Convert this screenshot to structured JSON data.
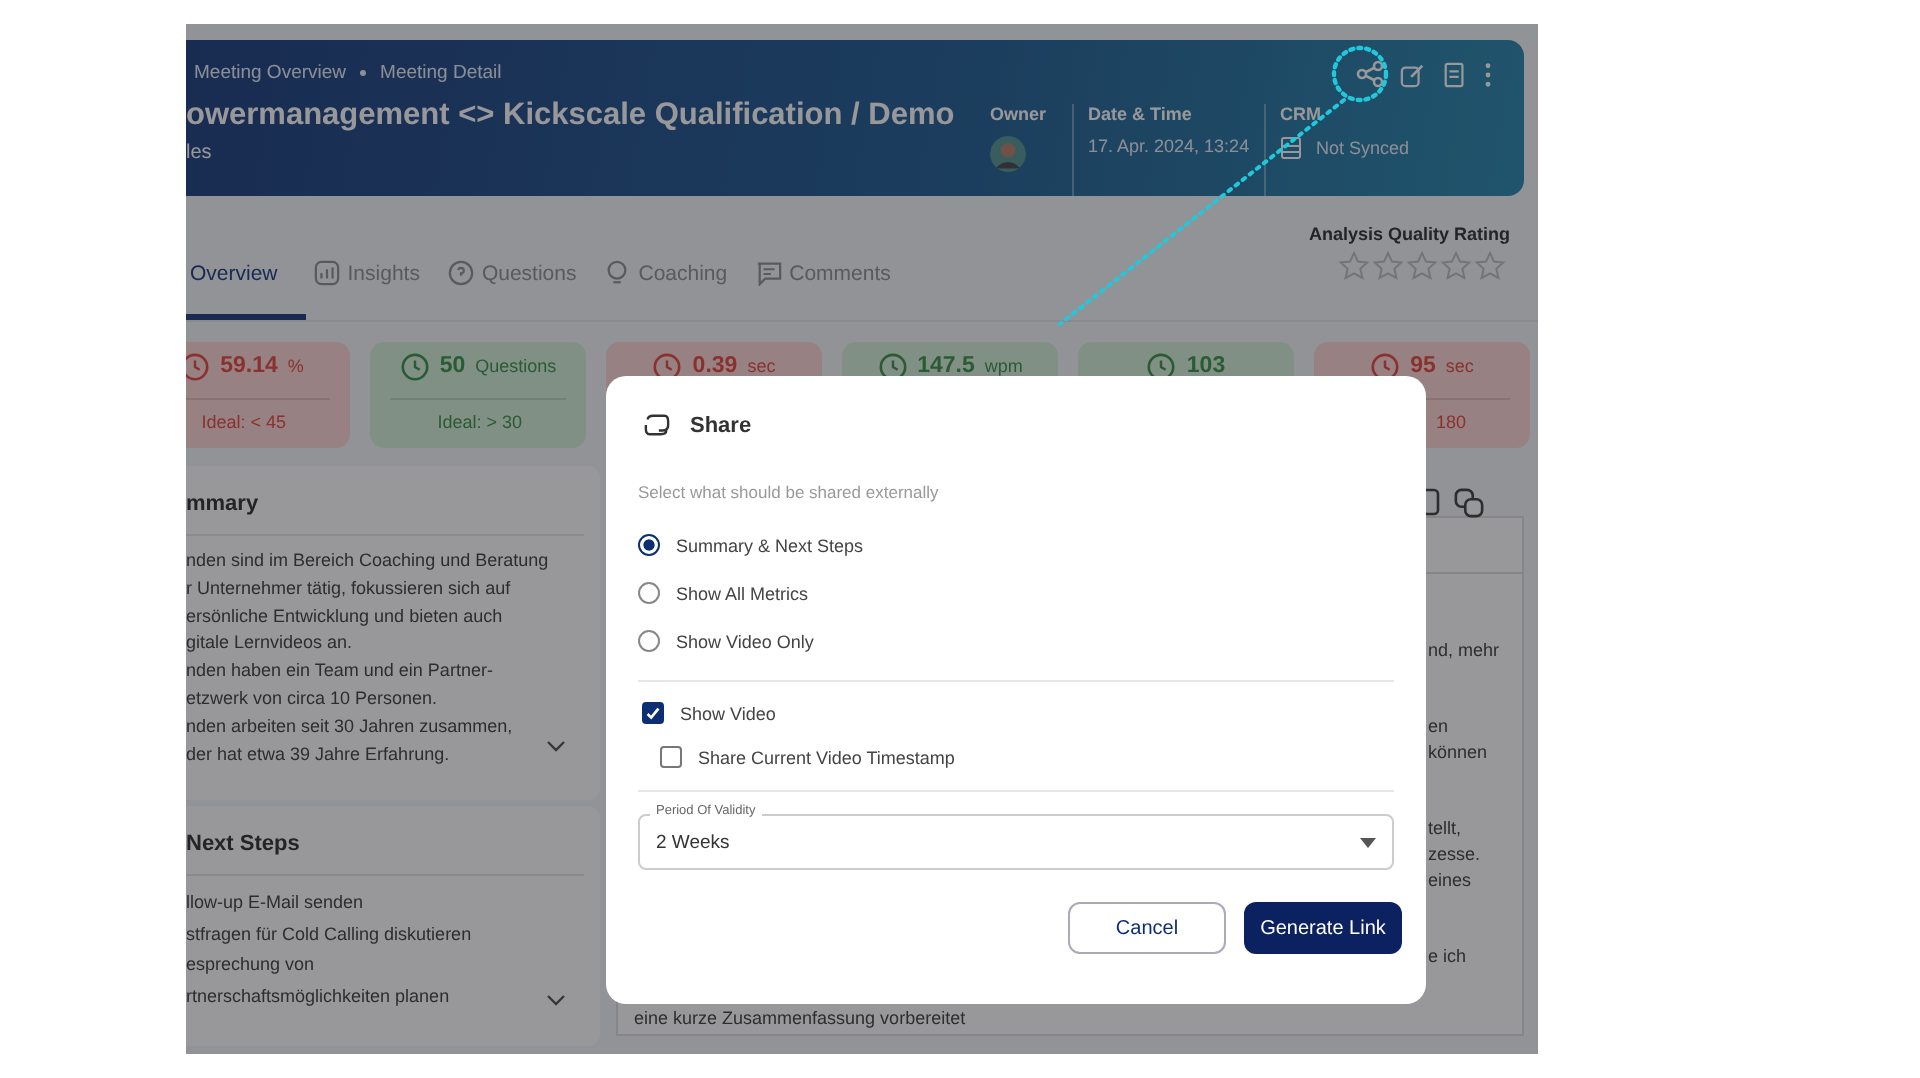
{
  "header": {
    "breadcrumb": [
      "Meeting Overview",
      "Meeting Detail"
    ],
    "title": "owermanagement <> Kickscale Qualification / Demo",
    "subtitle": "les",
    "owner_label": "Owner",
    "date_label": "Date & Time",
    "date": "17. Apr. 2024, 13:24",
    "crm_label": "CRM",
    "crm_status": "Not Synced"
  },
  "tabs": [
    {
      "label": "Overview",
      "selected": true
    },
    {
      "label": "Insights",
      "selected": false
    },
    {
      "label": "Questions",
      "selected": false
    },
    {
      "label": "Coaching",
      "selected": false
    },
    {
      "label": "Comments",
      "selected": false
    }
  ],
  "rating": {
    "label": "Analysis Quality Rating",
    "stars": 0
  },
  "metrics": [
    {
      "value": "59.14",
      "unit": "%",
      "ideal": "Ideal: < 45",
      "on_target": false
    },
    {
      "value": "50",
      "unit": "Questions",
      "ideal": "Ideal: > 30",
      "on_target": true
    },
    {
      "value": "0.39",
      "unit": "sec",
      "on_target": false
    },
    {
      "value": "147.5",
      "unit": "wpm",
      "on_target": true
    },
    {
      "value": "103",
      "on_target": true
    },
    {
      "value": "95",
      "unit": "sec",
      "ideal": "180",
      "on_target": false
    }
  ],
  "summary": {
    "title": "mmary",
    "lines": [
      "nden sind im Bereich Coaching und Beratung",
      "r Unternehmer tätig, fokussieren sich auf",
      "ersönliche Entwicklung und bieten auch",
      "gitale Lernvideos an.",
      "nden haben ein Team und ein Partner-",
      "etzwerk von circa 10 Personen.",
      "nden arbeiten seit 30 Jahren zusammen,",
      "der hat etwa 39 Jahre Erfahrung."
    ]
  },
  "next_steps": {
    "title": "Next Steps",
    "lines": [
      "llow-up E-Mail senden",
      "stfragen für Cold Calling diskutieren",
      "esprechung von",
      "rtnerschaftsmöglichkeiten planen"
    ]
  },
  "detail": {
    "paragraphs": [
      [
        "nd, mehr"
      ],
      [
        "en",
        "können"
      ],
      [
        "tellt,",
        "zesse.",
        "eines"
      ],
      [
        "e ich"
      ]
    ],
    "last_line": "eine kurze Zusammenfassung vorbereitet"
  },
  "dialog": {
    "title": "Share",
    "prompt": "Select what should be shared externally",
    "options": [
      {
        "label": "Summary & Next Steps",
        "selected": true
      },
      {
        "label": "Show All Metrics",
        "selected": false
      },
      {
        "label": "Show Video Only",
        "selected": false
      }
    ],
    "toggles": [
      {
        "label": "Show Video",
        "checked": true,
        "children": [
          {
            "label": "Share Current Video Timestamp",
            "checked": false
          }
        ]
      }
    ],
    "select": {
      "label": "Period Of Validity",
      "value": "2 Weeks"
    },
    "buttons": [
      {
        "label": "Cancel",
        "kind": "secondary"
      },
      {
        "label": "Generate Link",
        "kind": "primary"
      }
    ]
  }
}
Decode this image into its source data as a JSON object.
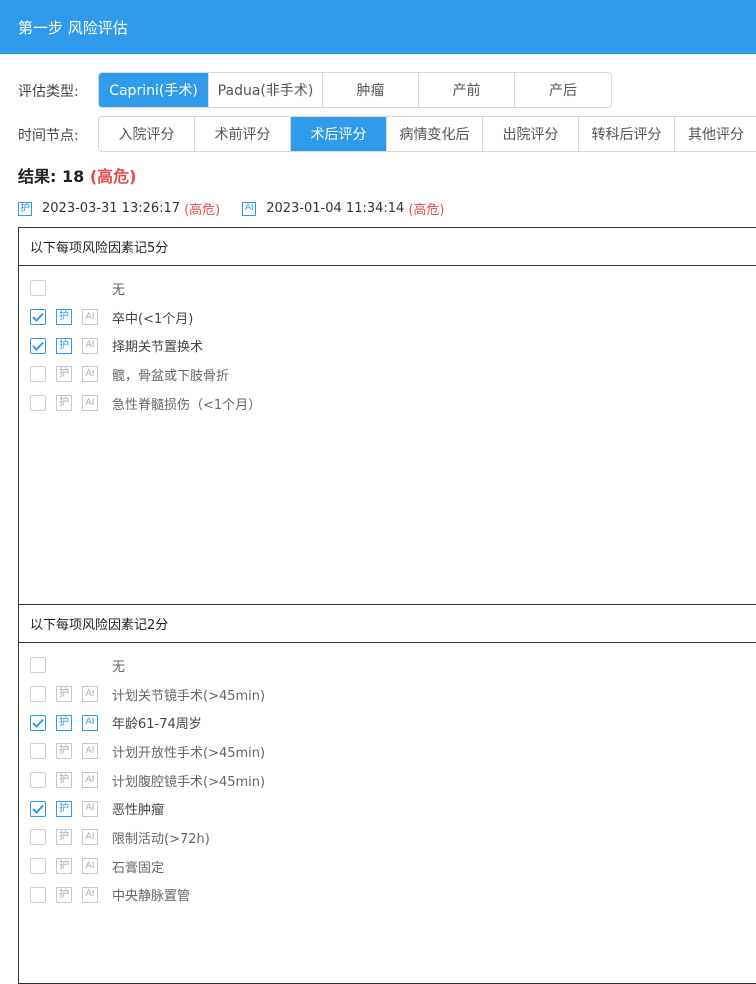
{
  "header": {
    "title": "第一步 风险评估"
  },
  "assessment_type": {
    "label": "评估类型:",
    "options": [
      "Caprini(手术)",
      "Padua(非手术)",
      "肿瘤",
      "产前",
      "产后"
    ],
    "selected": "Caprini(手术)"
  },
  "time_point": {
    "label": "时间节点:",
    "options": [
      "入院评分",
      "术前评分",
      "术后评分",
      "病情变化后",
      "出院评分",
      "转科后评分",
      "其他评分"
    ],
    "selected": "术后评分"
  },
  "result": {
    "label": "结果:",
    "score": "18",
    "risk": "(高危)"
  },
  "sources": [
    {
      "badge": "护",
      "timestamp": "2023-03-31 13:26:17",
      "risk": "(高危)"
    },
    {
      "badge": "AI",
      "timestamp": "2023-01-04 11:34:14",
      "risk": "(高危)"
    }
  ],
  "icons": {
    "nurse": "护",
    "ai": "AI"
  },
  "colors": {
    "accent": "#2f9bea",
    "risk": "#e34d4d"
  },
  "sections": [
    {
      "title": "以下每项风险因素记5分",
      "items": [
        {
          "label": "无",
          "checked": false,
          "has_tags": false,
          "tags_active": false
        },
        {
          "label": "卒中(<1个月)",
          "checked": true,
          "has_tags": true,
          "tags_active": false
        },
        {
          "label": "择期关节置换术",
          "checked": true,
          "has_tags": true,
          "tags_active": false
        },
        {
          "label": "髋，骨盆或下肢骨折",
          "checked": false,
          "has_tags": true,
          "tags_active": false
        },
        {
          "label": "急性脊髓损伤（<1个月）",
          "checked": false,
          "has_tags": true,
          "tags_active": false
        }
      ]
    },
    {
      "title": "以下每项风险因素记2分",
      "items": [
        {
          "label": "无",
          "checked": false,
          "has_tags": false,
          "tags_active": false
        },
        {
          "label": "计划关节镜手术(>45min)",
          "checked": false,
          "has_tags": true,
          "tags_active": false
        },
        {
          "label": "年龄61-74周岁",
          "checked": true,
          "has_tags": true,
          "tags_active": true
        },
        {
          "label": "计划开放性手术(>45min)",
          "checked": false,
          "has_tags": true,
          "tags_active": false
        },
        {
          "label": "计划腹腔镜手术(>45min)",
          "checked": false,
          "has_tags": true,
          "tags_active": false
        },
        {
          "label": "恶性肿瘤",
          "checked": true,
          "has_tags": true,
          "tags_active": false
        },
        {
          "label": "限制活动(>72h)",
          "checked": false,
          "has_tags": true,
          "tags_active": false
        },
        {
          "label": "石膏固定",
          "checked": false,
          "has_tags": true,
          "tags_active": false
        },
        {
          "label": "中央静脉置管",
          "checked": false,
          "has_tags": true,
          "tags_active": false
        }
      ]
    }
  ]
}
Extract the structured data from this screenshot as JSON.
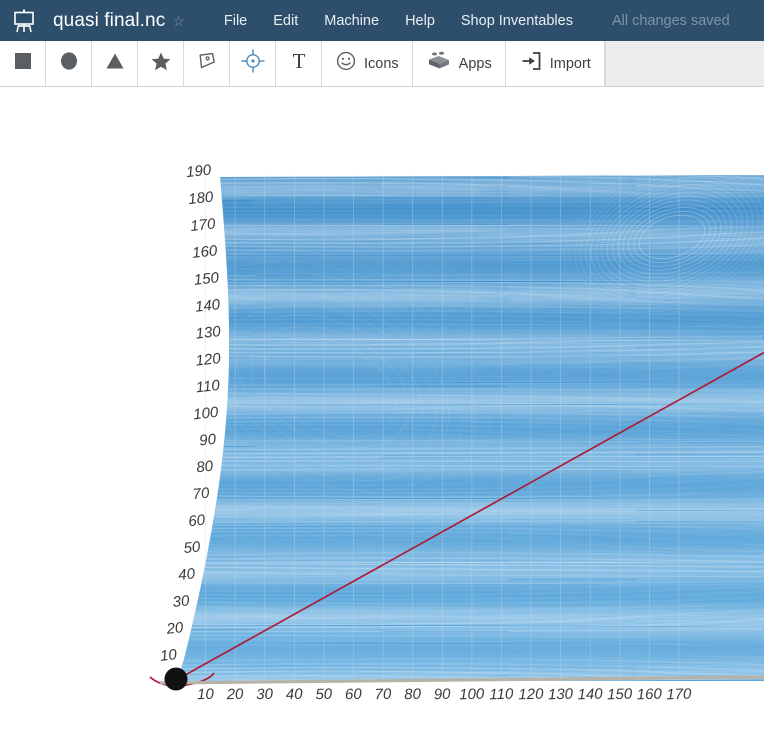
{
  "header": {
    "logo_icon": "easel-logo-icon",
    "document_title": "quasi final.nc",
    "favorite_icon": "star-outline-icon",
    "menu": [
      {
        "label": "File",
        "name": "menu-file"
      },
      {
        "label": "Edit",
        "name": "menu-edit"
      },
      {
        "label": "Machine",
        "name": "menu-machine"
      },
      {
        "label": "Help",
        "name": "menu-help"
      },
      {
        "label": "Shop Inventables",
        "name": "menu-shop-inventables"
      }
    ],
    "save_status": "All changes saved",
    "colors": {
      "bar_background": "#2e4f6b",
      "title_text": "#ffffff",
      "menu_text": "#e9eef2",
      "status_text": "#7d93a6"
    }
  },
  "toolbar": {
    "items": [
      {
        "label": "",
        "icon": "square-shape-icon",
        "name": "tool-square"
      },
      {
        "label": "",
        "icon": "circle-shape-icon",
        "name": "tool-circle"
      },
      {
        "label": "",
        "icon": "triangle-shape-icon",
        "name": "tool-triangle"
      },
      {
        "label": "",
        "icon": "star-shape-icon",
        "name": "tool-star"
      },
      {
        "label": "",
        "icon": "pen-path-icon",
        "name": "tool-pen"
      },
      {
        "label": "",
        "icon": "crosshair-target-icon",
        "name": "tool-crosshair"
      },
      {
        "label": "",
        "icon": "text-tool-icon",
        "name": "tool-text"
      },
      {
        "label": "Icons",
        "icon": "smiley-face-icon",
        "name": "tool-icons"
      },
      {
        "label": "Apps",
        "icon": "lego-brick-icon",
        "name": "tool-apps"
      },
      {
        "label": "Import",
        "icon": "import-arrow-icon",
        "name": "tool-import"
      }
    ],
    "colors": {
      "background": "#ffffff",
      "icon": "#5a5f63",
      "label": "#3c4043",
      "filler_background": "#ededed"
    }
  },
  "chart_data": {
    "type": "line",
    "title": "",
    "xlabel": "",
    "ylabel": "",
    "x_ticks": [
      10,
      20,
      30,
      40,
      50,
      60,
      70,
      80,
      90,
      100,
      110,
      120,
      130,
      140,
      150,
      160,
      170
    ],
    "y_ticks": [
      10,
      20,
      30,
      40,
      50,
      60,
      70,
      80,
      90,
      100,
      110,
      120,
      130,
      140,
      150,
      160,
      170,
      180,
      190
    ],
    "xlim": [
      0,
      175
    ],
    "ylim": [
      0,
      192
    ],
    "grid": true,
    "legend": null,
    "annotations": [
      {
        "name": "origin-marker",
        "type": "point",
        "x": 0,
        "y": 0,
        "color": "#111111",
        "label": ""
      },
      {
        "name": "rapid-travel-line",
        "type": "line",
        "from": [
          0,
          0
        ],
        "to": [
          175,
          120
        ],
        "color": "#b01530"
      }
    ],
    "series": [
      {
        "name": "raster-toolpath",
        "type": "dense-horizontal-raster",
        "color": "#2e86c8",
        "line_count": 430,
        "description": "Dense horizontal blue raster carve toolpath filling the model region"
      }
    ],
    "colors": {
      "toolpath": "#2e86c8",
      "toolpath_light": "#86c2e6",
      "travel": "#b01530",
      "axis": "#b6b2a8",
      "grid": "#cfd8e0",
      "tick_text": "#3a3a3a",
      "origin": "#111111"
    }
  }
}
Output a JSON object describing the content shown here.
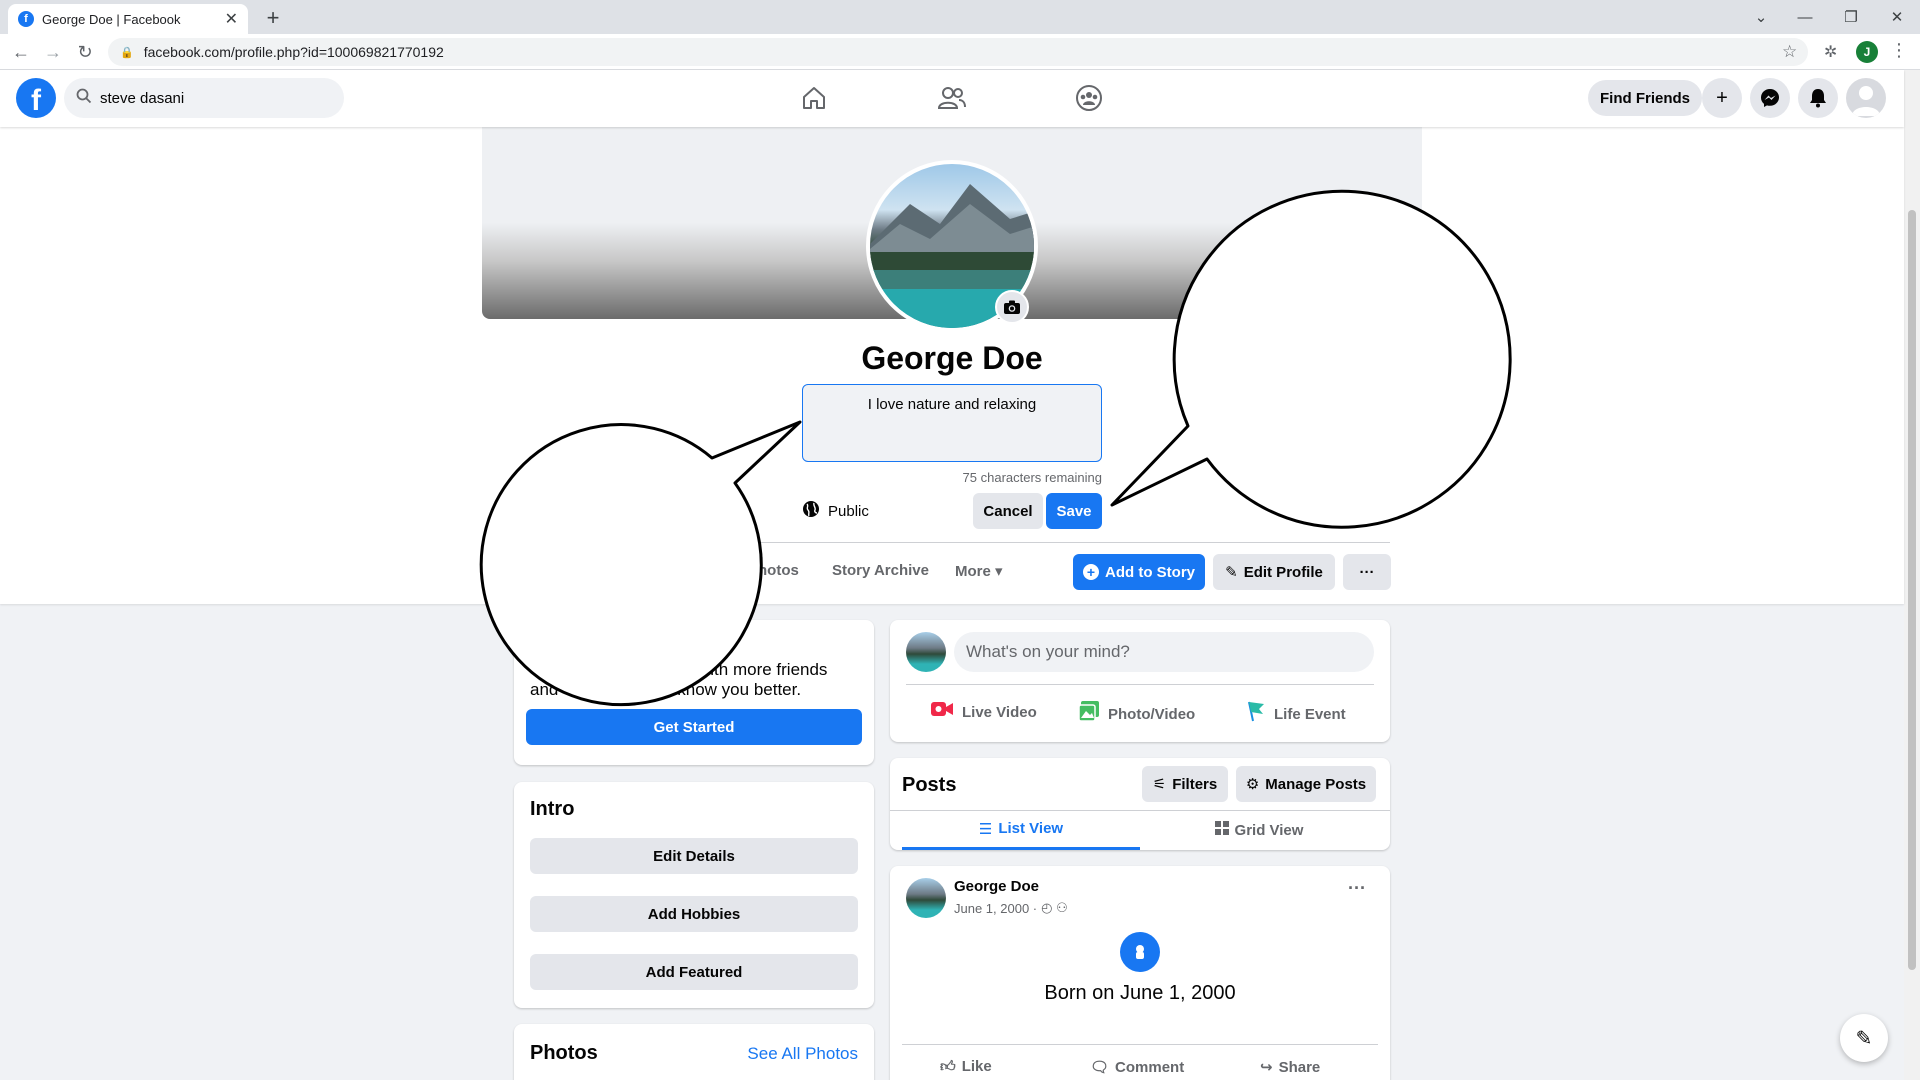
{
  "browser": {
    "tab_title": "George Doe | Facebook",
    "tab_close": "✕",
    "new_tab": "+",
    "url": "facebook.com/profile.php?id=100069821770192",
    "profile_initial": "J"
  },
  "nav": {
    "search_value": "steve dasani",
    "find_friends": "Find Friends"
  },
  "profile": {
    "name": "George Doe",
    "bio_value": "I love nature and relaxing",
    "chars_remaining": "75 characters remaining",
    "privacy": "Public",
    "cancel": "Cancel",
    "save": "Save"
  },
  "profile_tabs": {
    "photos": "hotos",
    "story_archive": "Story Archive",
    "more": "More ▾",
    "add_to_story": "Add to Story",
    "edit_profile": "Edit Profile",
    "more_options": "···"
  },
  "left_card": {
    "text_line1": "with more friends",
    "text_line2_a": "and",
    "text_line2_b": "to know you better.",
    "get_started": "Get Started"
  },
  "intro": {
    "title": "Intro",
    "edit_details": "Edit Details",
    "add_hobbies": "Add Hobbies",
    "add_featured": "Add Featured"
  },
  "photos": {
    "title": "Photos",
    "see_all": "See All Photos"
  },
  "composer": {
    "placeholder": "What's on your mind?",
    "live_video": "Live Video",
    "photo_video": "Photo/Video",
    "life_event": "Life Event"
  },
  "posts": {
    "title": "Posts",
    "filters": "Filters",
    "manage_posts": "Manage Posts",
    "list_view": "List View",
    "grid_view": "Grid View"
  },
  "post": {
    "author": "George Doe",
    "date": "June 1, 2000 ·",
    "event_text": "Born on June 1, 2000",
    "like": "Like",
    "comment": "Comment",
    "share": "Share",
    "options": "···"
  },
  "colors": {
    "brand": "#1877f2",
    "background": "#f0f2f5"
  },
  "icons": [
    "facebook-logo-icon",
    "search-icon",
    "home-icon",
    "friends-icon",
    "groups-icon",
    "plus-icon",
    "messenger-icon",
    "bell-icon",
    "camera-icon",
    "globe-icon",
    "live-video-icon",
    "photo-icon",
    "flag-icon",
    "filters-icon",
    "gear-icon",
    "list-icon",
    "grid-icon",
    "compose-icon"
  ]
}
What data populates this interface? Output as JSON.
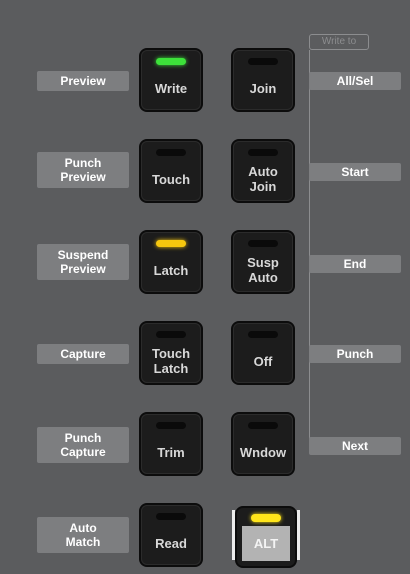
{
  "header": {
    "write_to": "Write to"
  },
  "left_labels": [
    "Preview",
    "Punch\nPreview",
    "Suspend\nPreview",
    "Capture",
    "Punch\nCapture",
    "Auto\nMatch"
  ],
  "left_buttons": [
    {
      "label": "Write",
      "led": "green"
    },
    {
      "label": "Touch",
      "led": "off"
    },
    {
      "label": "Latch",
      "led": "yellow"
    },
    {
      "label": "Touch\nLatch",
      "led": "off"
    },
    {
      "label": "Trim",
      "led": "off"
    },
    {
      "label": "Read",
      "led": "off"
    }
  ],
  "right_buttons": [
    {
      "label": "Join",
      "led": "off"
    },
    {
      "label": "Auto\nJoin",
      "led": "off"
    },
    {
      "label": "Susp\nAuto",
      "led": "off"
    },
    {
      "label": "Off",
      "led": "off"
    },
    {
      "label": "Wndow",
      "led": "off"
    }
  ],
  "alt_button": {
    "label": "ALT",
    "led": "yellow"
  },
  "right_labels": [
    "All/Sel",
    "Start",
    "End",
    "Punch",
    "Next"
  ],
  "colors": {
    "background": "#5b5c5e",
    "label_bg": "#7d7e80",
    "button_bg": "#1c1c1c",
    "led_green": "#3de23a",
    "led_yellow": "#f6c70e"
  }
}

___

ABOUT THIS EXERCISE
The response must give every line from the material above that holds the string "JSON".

SOLUTION TO THE EXERCISE
Convert this screenshot to structured JSON data.
Decode this image into its source data as a JSON object.
Extract the structured data from this screenshot as JSON.
Output a JSON object describing the content shown here.
What data populates this interface? Output as JSON.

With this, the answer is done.